“Propaganda journalism can destroy us from within.”
– Syeda Laraib Fatima Warsi
At a time when India’s society is clearly strained along communal and caste lines, some of our TV news channels are deplorably wedging these uneasy divides further and deeper. What a shame it is to see respected names of the media industry trading ethics and news values for cheap sensationalism.
The abysmal standard of journalism seen in the coverage of the tragic Kasganj incident is a case in point.
On January 26 – as India geared up to celebrate the ideals of this secular democratic republic – communal violence tore apart this small town in northwest Uttar Pradesh. The riot allegedly began as a minor altercation between two groups over a matter of Republic Day celebrations and flag-waving. By the time the situation was controlled, one man had lost his life, several were injured and scores of businesses, shops and the city’s infrastructure had been torched and destroyed.
More than two weeks later, the air in UP’s legislative assembly is thick with accusations. Despite a few people being taken into custody, there is not a single official consensus about the investigation into the riot’s causes.
Our news channels, apparently, care little about official probes and findings. Indeed, in the aftermath of the incident, a clutch of India’s mainstream TV media had shockingly started airing incendiary and provocative headlines. Sample these:
Let us for a moment set aside all foreknowledge of the Kasganj incident and analyze these headlines.
To a student of journalism like me, it is obvious how these proclamations would widely be read and interpreted by the average Indian audience. And my analysis scares me.
Firstly, the aforementioned headlines contain a subtext about Pakistan as India’s enemy. Secondly, they force the reader to connect Indian Muslims to Pakistan in his mind.
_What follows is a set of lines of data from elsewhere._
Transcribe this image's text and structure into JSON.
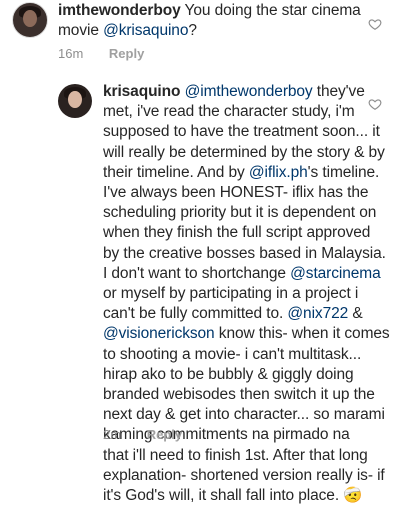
{
  "comments": [
    {
      "username": "imthewonderboy",
      "lines": [
        [
          {
            "t": "imthewonderboy",
            "k": "user"
          },
          {
            "t": " You doing the star cinema",
            "k": "text"
          }
        ],
        [
          {
            "t": "movie ",
            "k": "text"
          },
          {
            "t": "@krisaquino",
            "k": "mention"
          },
          {
            "t": "?",
            "k": "text"
          }
        ]
      ],
      "time": "16m",
      "reply_label": "Reply"
    },
    {
      "username": "krisaquino",
      "lines": [
        [
          {
            "t": "krisaquino",
            "k": "user"
          },
          {
            "t": " ",
            "k": "text"
          },
          {
            "t": "@imthewonderboy",
            "k": "mention"
          },
          {
            "t": " they've",
            "k": "text"
          }
        ],
        [
          {
            "t": "met, i've read the character study, i'm",
            "k": "text"
          }
        ],
        [
          {
            "t": "supposed to have the treatment soon... it",
            "k": "text"
          }
        ],
        [
          {
            "t": "will really be determined by the story & by",
            "k": "text"
          }
        ],
        [
          {
            "t": "their timeline. And by ",
            "k": "text"
          },
          {
            "t": "@iflix.ph",
            "k": "mention"
          },
          {
            "t": "'s timeline.",
            "k": "text"
          }
        ],
        [
          {
            "t": "I've always been HONEST- iflix has the",
            "k": "text"
          }
        ],
        [
          {
            "t": "scheduling priority but it is dependent on",
            "k": "text"
          }
        ],
        [
          {
            "t": "when they finish the full script approved",
            "k": "text"
          }
        ],
        [
          {
            "t": "by the creative bosses based in Malaysia.",
            "k": "text"
          }
        ],
        [
          {
            "t": "I don't want to shortchange ",
            "k": "text"
          },
          {
            "t": "@starcinema",
            "k": "mention"
          }
        ],
        [
          {
            "t": "or myself by participating in a project i",
            "k": "text"
          }
        ],
        [
          {
            "t": "can't be fully committed to. ",
            "k": "text"
          },
          {
            "t": "@nix722",
            "k": "mention"
          },
          {
            "t": " &",
            "k": "text"
          }
        ],
        [
          {
            "t": "@visionerickson",
            "k": "mention"
          },
          {
            "t": " know this- when it comes",
            "k": "text"
          }
        ],
        [
          {
            "t": "to shooting a movie- i can't multitask...",
            "k": "text"
          }
        ],
        [
          {
            "t": "hirap ako to be bubbly & giggly doing",
            "k": "text"
          }
        ],
        [
          {
            "t": "branded webisodes then switch it up the",
            "k": "text"
          }
        ],
        [
          {
            "t": "next day & get into character... so marami",
            "k": "text"
          }
        ],
        [
          {
            "t": "kaming commitments na pirmado na",
            "k": "text"
          }
        ],
        [
          {
            "t": "that i'll need to finish 1st. After that long",
            "k": "text"
          }
        ],
        [
          {
            "t": "explanation- shortened version really is- if",
            "k": "text"
          }
        ],
        [
          {
            "t": "it's God's will, it shall fall into place. ",
            "k": "text"
          },
          {
            "t": "🤕",
            "k": "text"
          }
        ]
      ],
      "time": "2m",
      "reply_label": "Reply"
    }
  ],
  "colors": {
    "text": "#262626",
    "mention": "#00376b",
    "meta": "#8e8e8e"
  },
  "icons": [
    "heart-outline-icon",
    "heart-outline-icon"
  ]
}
And third – perhaps the most controversial implication – the above two ‘hidden messages’ lead to the accusation that Indian Muslims are enemies (Pakistanis) in their own country.
In crafting each of the above boldly flashing headlines, the journalists dispensed of objective facts completely and presented a patently fake picture of the incident before the people of the country. The idea, presumably, was to feed on the insecurity and mistrust between two religious communities. In the process, the media risked biasing, even indoctrinating, thousands of ill-informed viewers. Not to mention the aggravating effect these headlines would have on already prejudiced and radicalized minds in both communities.
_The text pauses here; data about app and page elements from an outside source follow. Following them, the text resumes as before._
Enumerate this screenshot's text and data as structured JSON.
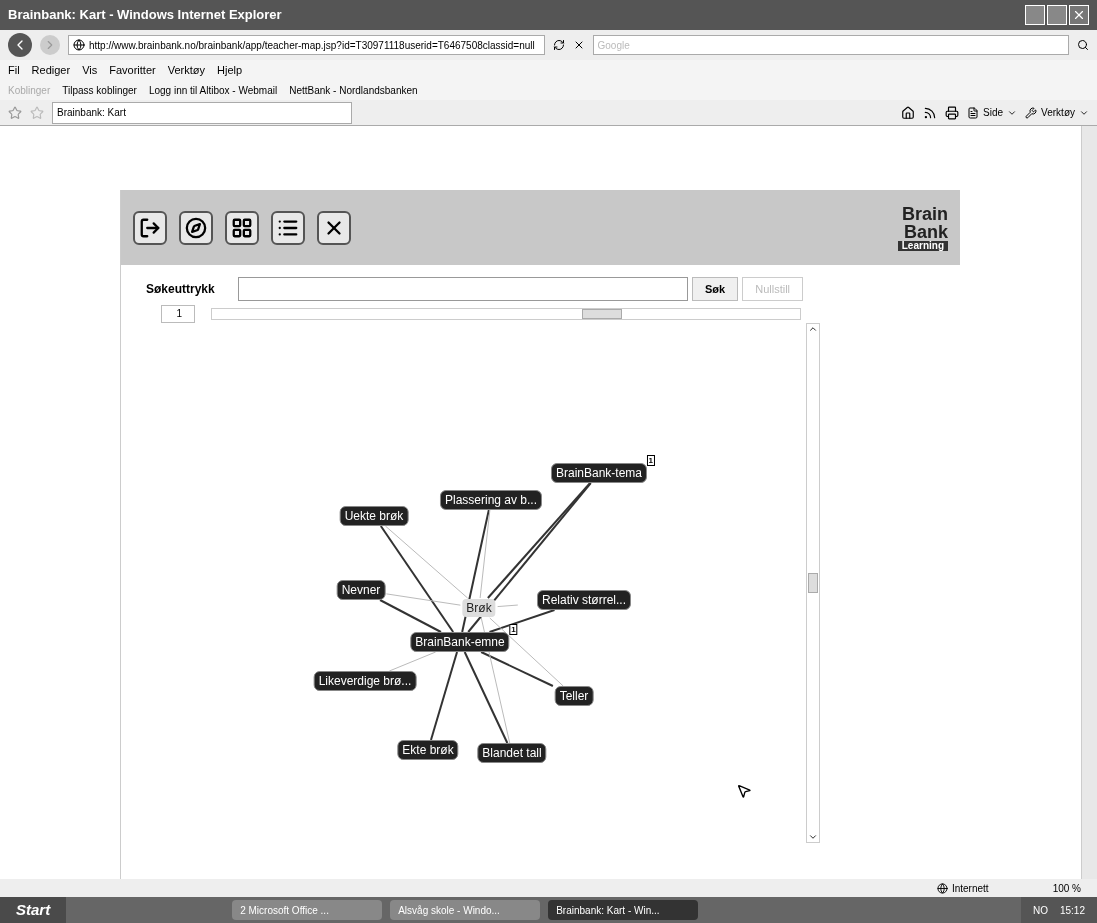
{
  "window": {
    "title": "Brainbank: Kart - Windows Internet Explorer"
  },
  "address_bar": {
    "url": "http://www.brainbank.no/brainbank/app/teacher-map.jsp?id=T30971118userid=T6467508classid=null",
    "search_placeholder": "Google"
  },
  "menu": [
    "Fil",
    "Rediger",
    "Vis",
    "Favoritter",
    "Verktøy",
    "Hjelp"
  ],
  "links_bar": {
    "label": "Koblinger",
    "links": [
      "Tilpass koblinger",
      "Logg inn til Altibox - Webmail",
      "NettBank - Nordlandsbanken"
    ]
  },
  "tab": {
    "title": "Brainbank: Kart"
  },
  "command_bar": [
    "Side",
    "Verktøy"
  ],
  "app": {
    "logo": {
      "line1": "Brain",
      "line2": "Bank",
      "tag": "Learning"
    },
    "search": {
      "label": "Søkeuttrykk",
      "button": "Søk",
      "reset": "Nullstill",
      "reset_disabled": true,
      "depth": "1"
    },
    "map_nodes": [
      {
        "label": "BrainBank-tema",
        "kind": "dark",
        "badge": "1"
      },
      {
        "label": "Plassering av b...",
        "kind": "dark"
      },
      {
        "label": "Uekte brøk",
        "kind": "dark"
      },
      {
        "label": "Nevner",
        "kind": "dark"
      },
      {
        "label": "Brøk",
        "kind": "light"
      },
      {
        "label": "Relativ størrel...",
        "kind": "dark"
      },
      {
        "label": "BrainBank-emne",
        "kind": "dark",
        "badge": "1"
      },
      {
        "label": "Likeverdige brø...",
        "kind": "dark"
      },
      {
        "label": "Teller",
        "kind": "dark"
      },
      {
        "label": "Ekte brøk",
        "kind": "dark"
      },
      {
        "label": "Blandet tall",
        "kind": "dark"
      }
    ]
  },
  "status_bar": {
    "zone": "Internett",
    "zoom": "100 %"
  },
  "taskbar": {
    "start": "Start",
    "tasks": [
      {
        "label": "2 Microsoft Office ...",
        "selected": false
      },
      {
        "label": "Alsvåg skole - Windo...",
        "selected": false
      },
      {
        "label": "Brainbank: Kart - Win...",
        "selected": true
      }
    ],
    "language": "NO",
    "clock": "15:12"
  }
}
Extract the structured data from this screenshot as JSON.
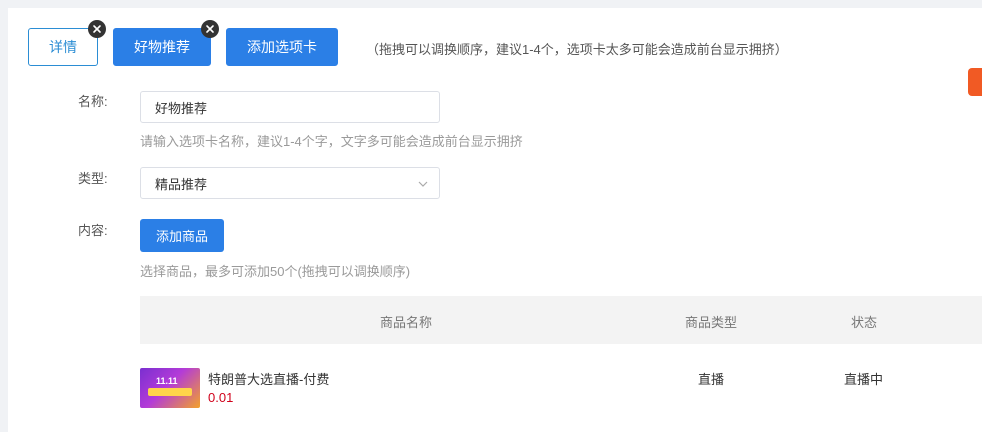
{
  "tabs": [
    {
      "label": "详情"
    },
    {
      "label": "好物推荐"
    },
    {
      "label": "添加选项卡"
    }
  ],
  "tab_hint": "（拖拽可以调换顺序，建议1-4个，选项卡太多可能会造成前台显示拥挤）",
  "form": {
    "name": {
      "label": "名称:",
      "value": "好物推荐",
      "hint": "请输入选项卡名称，建议1-4个字，文字多可能会造成前台显示拥挤"
    },
    "type": {
      "label": "类型:",
      "value": "精品推荐"
    },
    "content": {
      "label": "内容:",
      "add_button": "添加商品",
      "hint": "选择商品，最多可添加50个(拖拽可以调换顺序)"
    }
  },
  "table": {
    "headers": [
      "商品名称",
      "商品类型",
      "状态"
    ],
    "rows": [
      {
        "name": "特朗普大选直播-付费",
        "price": "0.01",
        "type": "直播",
        "status": "直播中",
        "thumb_text": "11.11"
      }
    ]
  },
  "colors": {
    "primary": "#2b7fe6",
    "price": "#d0021b",
    "badge": "#f15a24"
  }
}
This is not just shoddy journalism but, more alarmingly, also a dangerous catalyst added to India’s already volatile and incensed society.
If this type of sloganeering were being done by en extremist organization, and there are plenty of them around – Karni Sena, for instance, whose aggressive posturing is still fresh news – it would still be understandable, if not pardonable.
But this is the voice of a national news channel. These are the words of professional journalists and therefore ring with credibility and authority. Unfortunately, these statements are also unproven, suggestive and extremely leading.
Is it ethically correct for media to make derogatory statements about a community?
Is it responsible journalism to concoct leading headlines without irrefutable evidence?
Who are these “enemies of the tricolor” in Kasganj?
As a young Indian Muslim and an aspiring journalist, I can’t help questioning why the “flag-waving” or “flag-hoisting” by Indian Muslims is news at all.
Why should I, or any other Muslim citizen of India, become a recipe for TRPs or a news angle on patriotism on any republic day?
With the penetration of the Internet and social media, a truckload of propaganda and lies disguised as news are seeping into more and more Indians every day. If trusted names of the media industry and large, respectable news channels take the same road, our society’s bubbling tensions could erupt in several more Kasganj-like tragedies.